When we assess a resource consent application, we consider whether anyone may be adversely affected by the activities proposed in the application and we make efforts to consult.

Consultation will generally help smooth the processing of a resource consent application. Time spent on consultation, before your application is lodged, can mean avoiding lengthy and costly pre-hearings, hearings and appeals.

Make sure your application includes information about who you consulted with and the outcomes. If you don’t supply this information your application may be returned for more detail.

We recommend you talk to anyone who may be adversely affected by your proposed project or who may have an interest in the environment in general.

If the effects from your activity are limited to your site, then consultation may not be needed.

Who are the affected parties?

An affected party is someone who may experience an adverse effect as a result of your application.

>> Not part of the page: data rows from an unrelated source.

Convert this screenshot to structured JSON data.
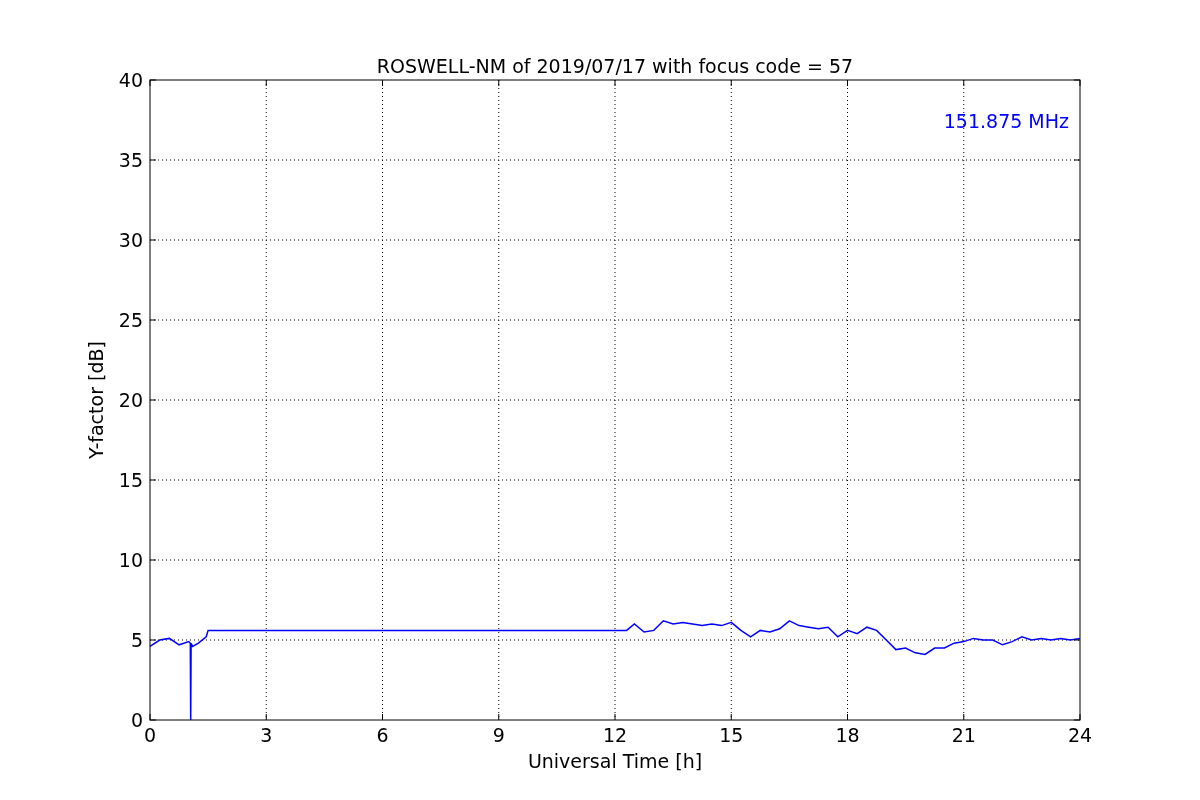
{
  "chart_data": {
    "type": "line",
    "title": "ROSWELL-NM of 2019/07/17 with focus code = 57",
    "xlabel": "Universal Time [h]",
    "ylabel": "Y-factor [dB]",
    "xlim": [
      0,
      24
    ],
    "ylim": [
      0,
      40
    ],
    "xticks": [
      0,
      3,
      6,
      9,
      12,
      15,
      18,
      21,
      24
    ],
    "yticks": [
      0,
      5,
      10,
      15,
      20,
      25,
      30,
      35,
      40
    ],
    "x": [
      0,
      0.25,
      0.5,
      0.75,
      1.0,
      1.04,
      1.05,
      1.06,
      1.1,
      1.25,
      1.45,
      1.5,
      12.3,
      12.5,
      12.75,
      13,
      13.25,
      13.5,
      13.75,
      14,
      14.25,
      14.5,
      14.75,
      15,
      15.25,
      15.5,
      15.75,
      16,
      16.25,
      16.5,
      16.75,
      17,
      17.25,
      17.5,
      17.75,
      18,
      18.25,
      18.5,
      18.75,
      19,
      19.25,
      19.5,
      19.75,
      20,
      20.25,
      20.5,
      20.75,
      21,
      21.25,
      21.5,
      21.75,
      22,
      22.25,
      22.5,
      22.75,
      23,
      23.25,
      23.5,
      23.75,
      24
    ],
    "grid": true,
    "series": [
      {
        "color": "#0000ff",
        "values": [
          4.6,
          5.0,
          5.1,
          4.7,
          4.9,
          4.8,
          0,
          4.8,
          4.6,
          4.8,
          5.2,
          5.6,
          5.6,
          6.0,
          5.5,
          5.6,
          6.2,
          6.0,
          6.1,
          6.0,
          5.9,
          6.0,
          5.9,
          6.1,
          5.6,
          5.2,
          5.6,
          5.5,
          5.7,
          6.2,
          5.9,
          5.8,
          5.7,
          5.8,
          5.2,
          5.6,
          5.4,
          5.8,
          5.6,
          5.0,
          4.4,
          4.5,
          4.2,
          4.1,
          4.5,
          4.5,
          4.8,
          4.9,
          5.1,
          5.0,
          5.0,
          4.7,
          4.9,
          5.2,
          5.0,
          5.1,
          5.0,
          5.1,
          5.0,
          5.1
        ]
      }
    ],
    "annotations": [
      "151.875 MHz"
    ]
  }
}
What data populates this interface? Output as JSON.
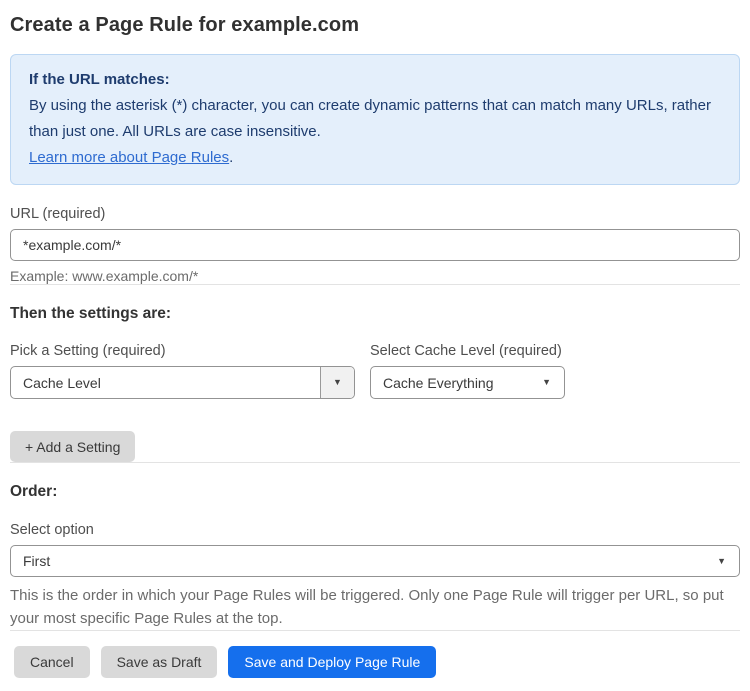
{
  "page": {
    "title": "Create a Page Rule for example.com"
  },
  "info_box": {
    "heading": "If the URL matches:",
    "body": "By using the asterisk (*) character, you can create dynamic patterns that can match many URLs, rather than just one. All URLs are case insensitive.",
    "link_label": "Learn more about Page Rules",
    "link_suffix": "."
  },
  "url_field": {
    "label": "URL (required)",
    "value": "*example.com/*",
    "helper": "Example: www.example.com/*"
  },
  "settings_section": {
    "heading": "Then the settings are:",
    "setting_picker": {
      "label": "Pick a Setting (required)",
      "value": "Cache Level"
    },
    "cache_level_picker": {
      "label": "Select Cache Level (required)",
      "value": "Cache Everything"
    },
    "add_setting_label": "+ Add a Setting"
  },
  "order_section": {
    "heading": "Order:",
    "label": "Select option",
    "value": "First",
    "helper": "This is the order in which your Page Rules will be triggered. Only one Page Rule will trigger per URL, so put your most specific Page Rules at the top."
  },
  "actions": {
    "cancel": "Cancel",
    "save_draft": "Save as Draft",
    "save_deploy": "Save and Deploy Page Rule"
  },
  "icons": {
    "dropdown_arrow": "▼"
  },
  "colors": {
    "info_box_bg": "#e4effb",
    "info_box_border": "#bcd7f3",
    "info_text": "#1e3c6e",
    "link_blue": "#2e6bd0",
    "primary_button_blue": "#156fed",
    "gray_button_bg": "#d9d9d9",
    "input_border": "#939393"
  }
}
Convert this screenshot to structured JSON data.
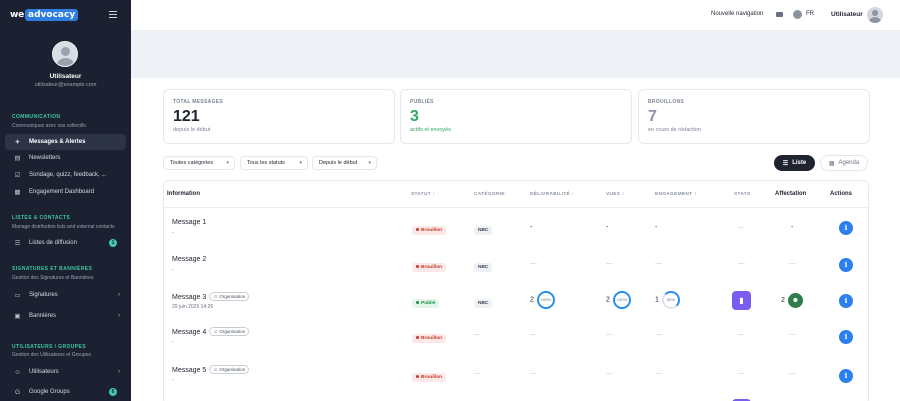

Such parties will depend on the nature and type of your activity, but may include:

  • Owners, occupiers and users of adjacent and nearby land.
  • Downstream water users.
  • Users of the same groundwater resource.
  • Tāngata whenua.
  • Department of Conservation.
  • Fish & Game.
  • Occupiers of land living down wind of a proposed discharge to air.